__Action item__
Look through the data below and, wherever a line carries the word "名片小管家", please copy that line.

Items from an interface collection:
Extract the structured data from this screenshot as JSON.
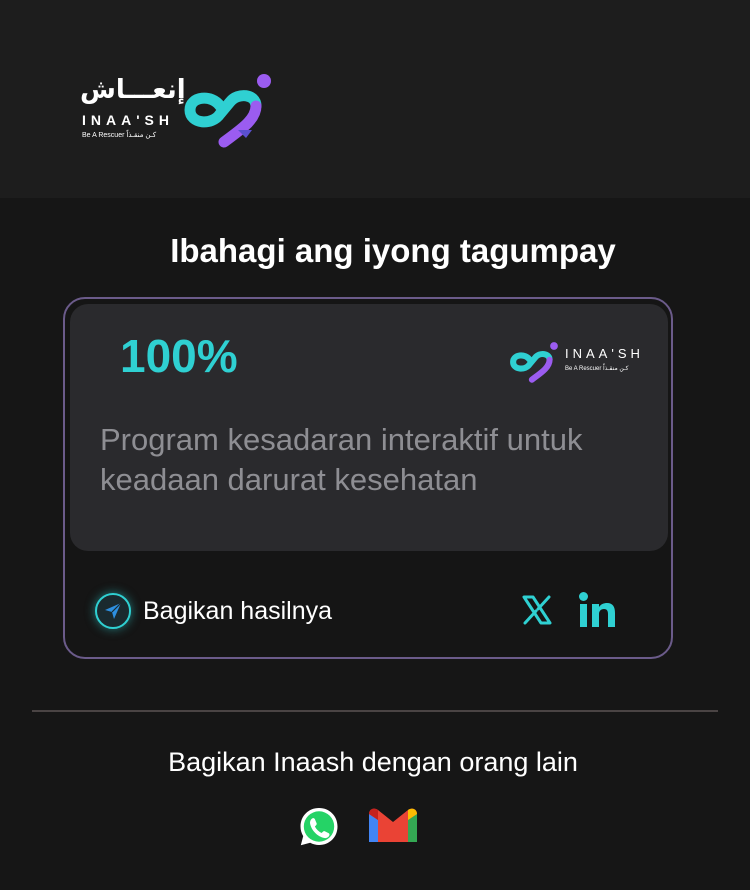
{
  "brand": {
    "arabic_name": "إنعـــاش",
    "latin_name": "INAA'SH",
    "tagline_en": "Be A Rescuer",
    "tagline_ar": "كـن منقـذاً"
  },
  "title": "Ibahagi ang iyong tagumpay",
  "card": {
    "percent": "100%",
    "description": "Program kesadaran interaktif untuk keadaan darurat kesehatan",
    "share_label": "Bagikan hasilnya"
  },
  "footer": {
    "share_app_label": "Bagikan Inaash dengan orang lain"
  },
  "colors": {
    "accent": "#2fd0d2",
    "purple": "#9b5cf0",
    "card_border": "#6b5b8a"
  },
  "icons": [
    "send-icon",
    "x-icon",
    "linkedin-icon",
    "whatsapp-icon",
    "gmail-icon"
  ]
}
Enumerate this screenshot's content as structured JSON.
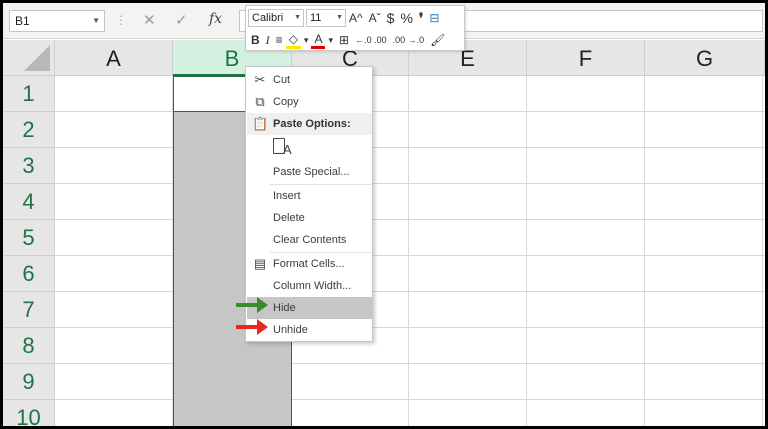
{
  "formula_bar": {
    "name_box": "B1",
    "separator": "⋮",
    "cancel_icon": "✕",
    "enter_icon": "✓",
    "fx_label": "fx"
  },
  "columns": [
    "A",
    "B",
    "C",
    "E",
    "F",
    "G"
  ],
  "rows": [
    "1",
    "2",
    "3",
    "4",
    "5",
    "6",
    "7",
    "8",
    "9",
    "10"
  ],
  "mini_toolbar": {
    "font_name": "Calibri",
    "font_size": "11",
    "grow_font": "A^",
    "shrink_font": "Aˇ",
    "currency": "$",
    "percent": "%",
    "comma": "❜",
    "bold": "B",
    "italic": "I",
    "align": "≡",
    "fill_color": "◇",
    "font_color": "A",
    "borders": "⊞",
    "inc_decimal": "←.0 .00",
    "dec_decimal": ".00 →.0",
    "format_painter": "🖌",
    "fill_color_hex": "#ffe600",
    "font_color_hex": "#e00000"
  },
  "context_menu": {
    "cut": "Cut",
    "copy": "Copy",
    "paste_options": "Paste Options:",
    "paste_special": "Paste Special...",
    "insert": "Insert",
    "delete": "Delete",
    "clear_contents": "Clear Contents",
    "format_cells": "Format Cells...",
    "column_width": "Column Width...",
    "hide": "Hide",
    "unhide": "Unhide"
  },
  "colors": {
    "excel_green": "#217346",
    "selection_gray": "#c6c6c6",
    "arrow_green": "#3b8a2e",
    "arrow_red": "#e8281e"
  }
}
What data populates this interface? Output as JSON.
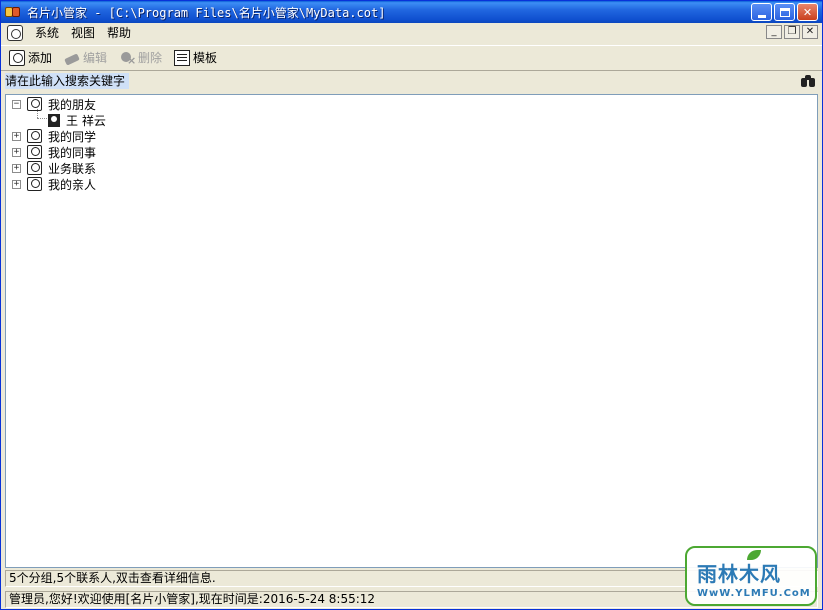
{
  "window": {
    "title": "名片小管家 - [C:\\Program Files\\名片小管家\\MyData.cot]",
    "title_icon": "contacts-app-icon",
    "controls": {
      "minimize": "minimize-icon",
      "maximize": "maximize-icon",
      "close": "close-icon"
    },
    "accent_color": "#0a5fd6"
  },
  "menubar": {
    "items": [
      {
        "label": "系统"
      },
      {
        "label": "视图"
      },
      {
        "label": "帮助"
      }
    ]
  },
  "toolbar": {
    "items": [
      {
        "label": "添加",
        "icon": "add-card-icon",
        "enabled": true
      },
      {
        "label": "编辑",
        "icon": "edit-icon",
        "enabled": false
      },
      {
        "label": "删除",
        "icon": "delete-icon",
        "enabled": false
      },
      {
        "label": "模板",
        "icon": "template-icon",
        "enabled": true
      }
    ]
  },
  "search": {
    "placeholder": "请在此输入搜索关键字",
    "value": "",
    "icon": "binoculars-icon"
  },
  "tree": {
    "groups": [
      {
        "label": "我的朋友",
        "expanded": true,
        "expander": "−",
        "children": [
          {
            "label": "王 祥云"
          }
        ]
      },
      {
        "label": "我的同学",
        "expanded": false,
        "expander": "+"
      },
      {
        "label": "我的同事",
        "expanded": false,
        "expander": "+"
      },
      {
        "label": "业务联系",
        "expanded": false,
        "expander": "+"
      },
      {
        "label": "我的亲人",
        "expanded": false,
        "expander": "+"
      }
    ]
  },
  "status": {
    "info": "5个分组,5个联系人,双击查看详细信息.",
    "welcome": "管理员,您好!欢迎使用[名片小管家],现在时间是:2016-5-24 8:55:12"
  },
  "watermark": {
    "main": "雨林木风",
    "sub": "WwW.YLMFU.CoM"
  }
}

__Task output__
    "title": "名片小管家 - [C:\\Program Files\\名片小管家\\MyData.cot]",
    "welcome": "管理员,您好!欢迎使用[名片小管家],现在时间是:2016-5-24 8:55:12"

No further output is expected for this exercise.